3. Support a social network in your category.

4. Engage with consumers at one of their many online haunts.

5. Use video to communicate and educate.

6. Go mobile [i.e., phone apps].

I’d be very interested to know if your response to all this is “Duh! Course we are, stupid!” or “Hmmm. Maybe 2011 is the year we’ll engage”.

About Jon Clements

Jon Clements is a Chartered PR consultant specialising in B2B PR, corporate and marketing communications and is the founder of Metamorphic PR. Connect at: JonClements ''

Retro ads ease recessionary pain?

Monday, November 23rd, 2009 by Chris Bull

Retro is big, there is certainly no denying that. Whether it is aviator sunglasses, leg warmers or a Casio digital watch, you don’t need Gok-Wan to tell you that the latest fashion was probably the latest fashion at some point in the past as well. This trend has also moved to food with the return of the likes of Monster Munch and Wispa.

Now ad execs have caught the bug with recent examples including Persil, Milky Way chocolate bars and Toys ‘R’ Us. It seems that in adland, retro is now, but why the resurgence?

Stephen Foley talked of this trend on American television earlier in the year on the Independent’s website.
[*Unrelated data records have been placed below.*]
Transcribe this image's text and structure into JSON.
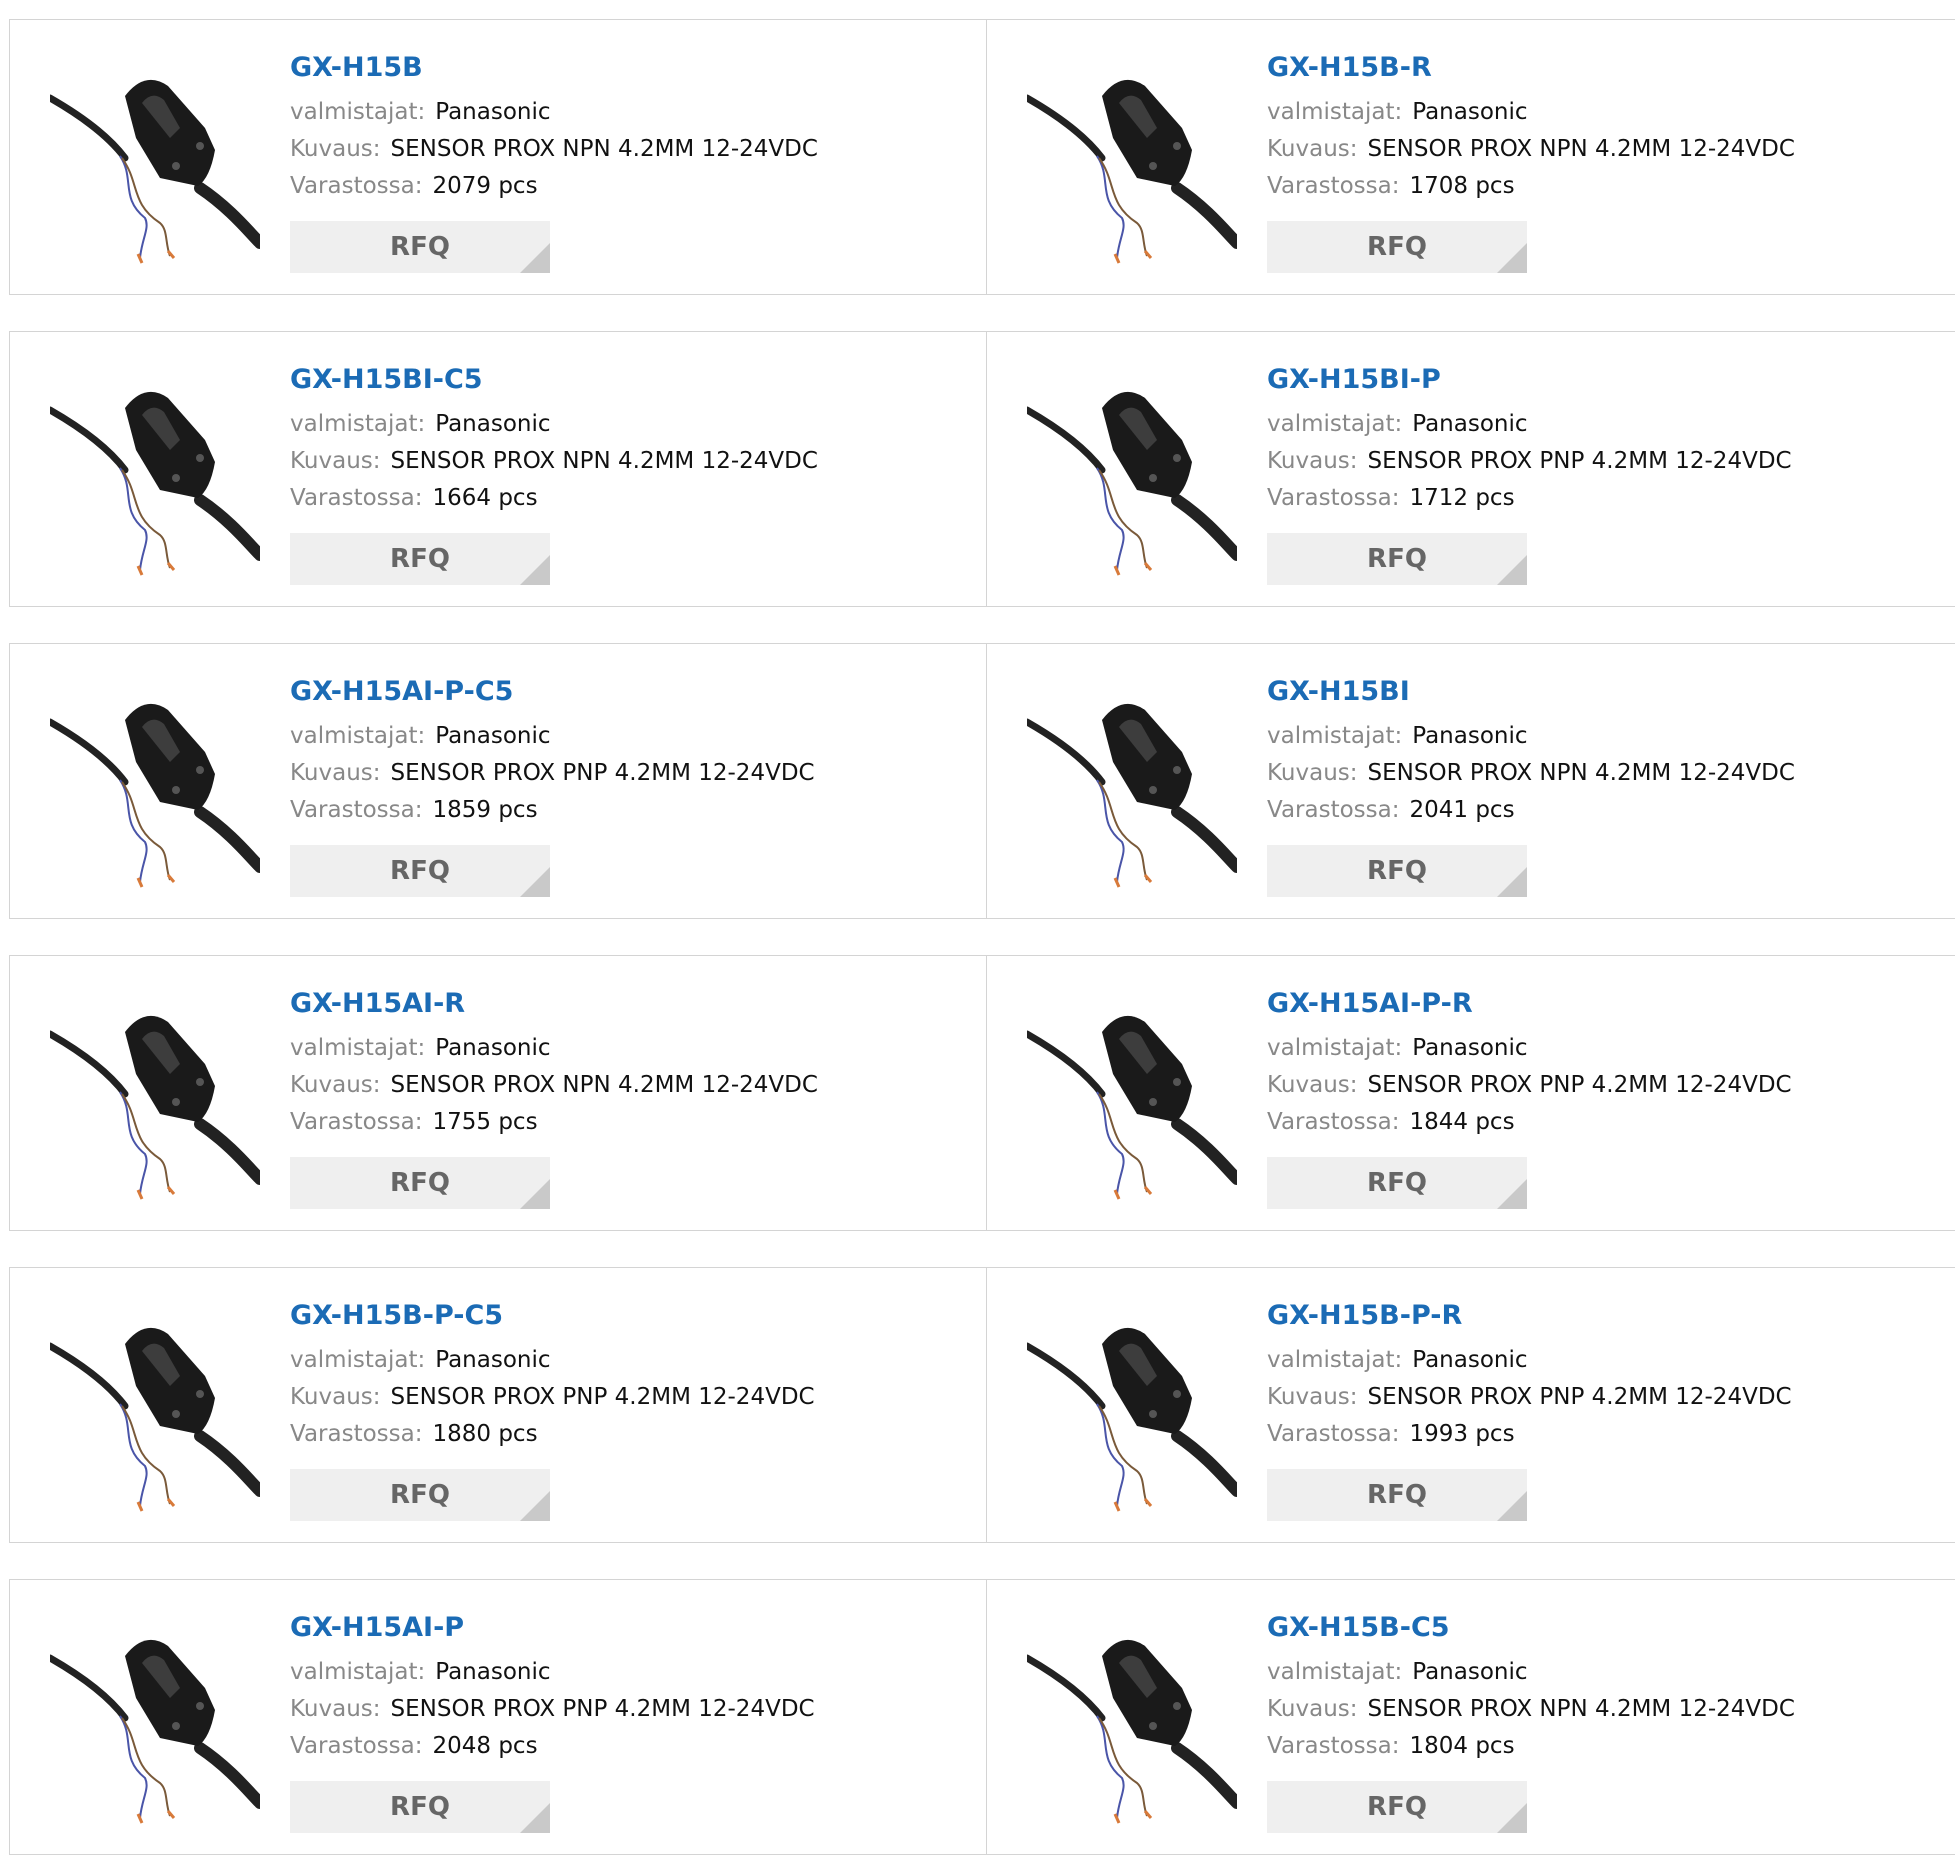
{
  "labels": {
    "manufacturer": "valmistajat:",
    "description": "Kuvaus:",
    "stock": "Varastossa:",
    "rfq": "RFQ"
  },
  "products": [
    {
      "part": "GX-H15B",
      "manufacturer": "Panasonic",
      "description": "SENSOR PROX NPN 4.2MM 12-24VDC",
      "stock": "2079 pcs"
    },
    {
      "part": "GX-H15B-R",
      "manufacturer": "Panasonic",
      "description": "SENSOR PROX NPN 4.2MM 12-24VDC",
      "stock": "1708 pcs"
    },
    {
      "part": "GX-H15BI-C5",
      "manufacturer": "Panasonic",
      "description": "SENSOR PROX NPN 4.2MM 12-24VDC",
      "stock": "1664 pcs"
    },
    {
      "part": "GX-H15BI-P",
      "manufacturer": "Panasonic",
      "description": "SENSOR PROX PNP 4.2MM 12-24VDC",
      "stock": "1712 pcs"
    },
    {
      "part": "GX-H15AI-P-C5",
      "manufacturer": "Panasonic",
      "description": "SENSOR PROX PNP 4.2MM 12-24VDC",
      "stock": "1859 pcs"
    },
    {
      "part": "GX-H15BI",
      "manufacturer": "Panasonic",
      "description": "SENSOR PROX NPN 4.2MM 12-24VDC",
      "stock": "2041 pcs"
    },
    {
      "part": "GX-H15AI-R",
      "manufacturer": "Panasonic",
      "description": "SENSOR PROX NPN 4.2MM 12-24VDC",
      "stock": "1755 pcs"
    },
    {
      "part": "GX-H15AI-P-R",
      "manufacturer": "Panasonic",
      "description": "SENSOR PROX PNP 4.2MM 12-24VDC",
      "stock": "1844 pcs"
    },
    {
      "part": "GX-H15B-P-C5",
      "manufacturer": "Panasonic",
      "description": "SENSOR PROX PNP 4.2MM 12-24VDC",
      "stock": "1880 pcs"
    },
    {
      "part": "GX-H15B-P-R",
      "manufacturer": "Panasonic",
      "description": "SENSOR PROX PNP 4.2MM 12-24VDC",
      "stock": "1993 pcs"
    },
    {
      "part": "GX-H15AI-P",
      "manufacturer": "Panasonic",
      "description": "SENSOR PROX PNP 4.2MM 12-24VDC",
      "stock": "2048 pcs"
    },
    {
      "part": "GX-H15B-C5",
      "manufacturer": "Panasonic",
      "description": "SENSOR PROX NPN 4.2MM 12-24VDC",
      "stock": "1804 pcs"
    }
  ],
  "colors": {
    "title": "#1b6bb5",
    "label": "#888888",
    "border": "#d4d4d4",
    "button_bg": "#efefef",
    "button_text": "#666666"
  },
  "icons": {
    "thumbnail": "proximity-sensor-icon",
    "button_corner": "triangle-corner-icon"
  }
}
With regards to a McDonalds’ retro ad campaign, he comments: ‘It is meant to raise a familiar smile, a warm glow inside, the perfect antidote to the sub-prime nightmares and job-shearing chaos of the modern world’.

In the article Barnardo Revello, an editor at New York based post-production house Cosmo Street, comments: ‘It normally happens in times of economic trouble, when people reach for unifying values and marketers adopt an attitude of pulling together…when the economic difficulties give way to something better, then this style will no doubt give way to something with a bit more energy.”

Rune Gustafson, Chief Exec of Interbrand endorses these views and believes they hold just as true on this side of the pond: “In changing times people fall back on the brands they consumed earlier in their lives, when times were less uncertain. You could argue that the Seventies were hardly a golden age of security. But if you remember feeling secure and protected within the family from what was going on in the world, the past will certainly seem easier, more secure, safe. There’s certainly an element of escapism in all of this.”

So rather than there simply being a chronic lack of cash to develop new advertising creatives, ad execs are pandering to consumers desire to take comfort in something that is certain – the past. It is also rather convenient that retro ads cost nothing develop.

But in an age when the likes of Honda have been concentrating on producing technically astonishing and painfully cool ad campaigns, it is nice that something as simple as a cartoon with a catchy jingle can generate just as much buzz.

Of course there is a saturation point where people will begin to tire of the recycling of classic adverts, but until that point, we can all enjoy a bit of nostalgia and who knows, perhaps in 20 years we will see a Honda ad from the ‘noughties’ and revel in its simplicity and purity of approach.

About Chris Bull

Account Exec for Staniforth PR, based in the TBWA\ Building in Whitfield Street, London. Areas of interest include politics, the car industry and sport.